View from the hill-top castle overlooking the bay

Crystal clear water. And no jet ski allowed :-)

Hiking trail to the lighthouse 

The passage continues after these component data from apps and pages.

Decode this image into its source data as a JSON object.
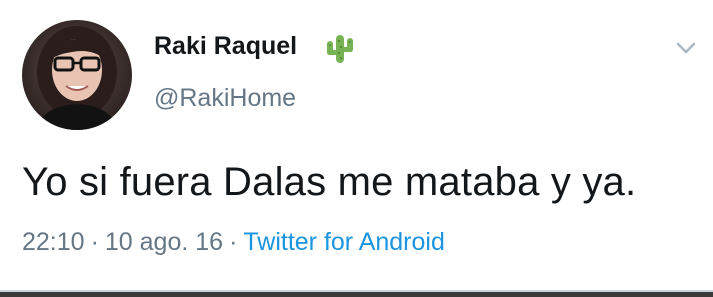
{
  "tweet": {
    "display_name": "Raki Raquel",
    "handle": "@RakiHome",
    "text": "Yo si fuera Dalas me mataba y ya.",
    "time": "22:10",
    "date": "10 ago. 16",
    "separator": "·",
    "source": "Twitter for Android"
  },
  "icons": {
    "name_emoji": "cactus-icon",
    "menu": "chevron-down-icon"
  },
  "colors": {
    "text": "#14171a",
    "secondary": "#657786",
    "link": "#1b95e0",
    "cactus": "#77b255"
  }
}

The climate of island is semi-arid, but there is an exceptional variety of flora and fauna. Bird life is rich, including falcon, stormy petrel, shags, and many shearwaters. The small Balearic lizards are everywhere, ducking in and out of stone crevices. There are still a few professional fishermen on the island, using traditional small fishing boats, called LlaĆ¼t, and using hand-drawn nets; this activity is regulated to ensure the natural space is fully respected. There are several hiking trails that meander through the island and offer excellent vistas of the rugged coast. There’s a castle which towers over the harbor entrance. Built in the 14th century, the stonework is still as good as new. We took a two-hour hike to see the large light house which stands at the western edge of the island at Punta de Ensiola. In this late-May, the weather is perfect for hiking – mid-20’s by mid day, a mountain breeze keeps the air cool, the calm Mediterranean Sea spreads out under an infinite blue sky. In the rain-ward side of the island, where there is a small forest of shady pine trees, stands a memorial to the thousands of French soldiers who were held as prisoners of war on the island during the Napoleonic war. Many perished from exposure, disease and starvation. It was a quiet place; most cruisers chose to hang around the water. We enjoyed the view from this perch, listening to the wind-driven sighs of the pine forest, the wind rolling off the sun-baked hills, and in the absolute quietness of the hills the only sound was the pines sighing, like waves after waves.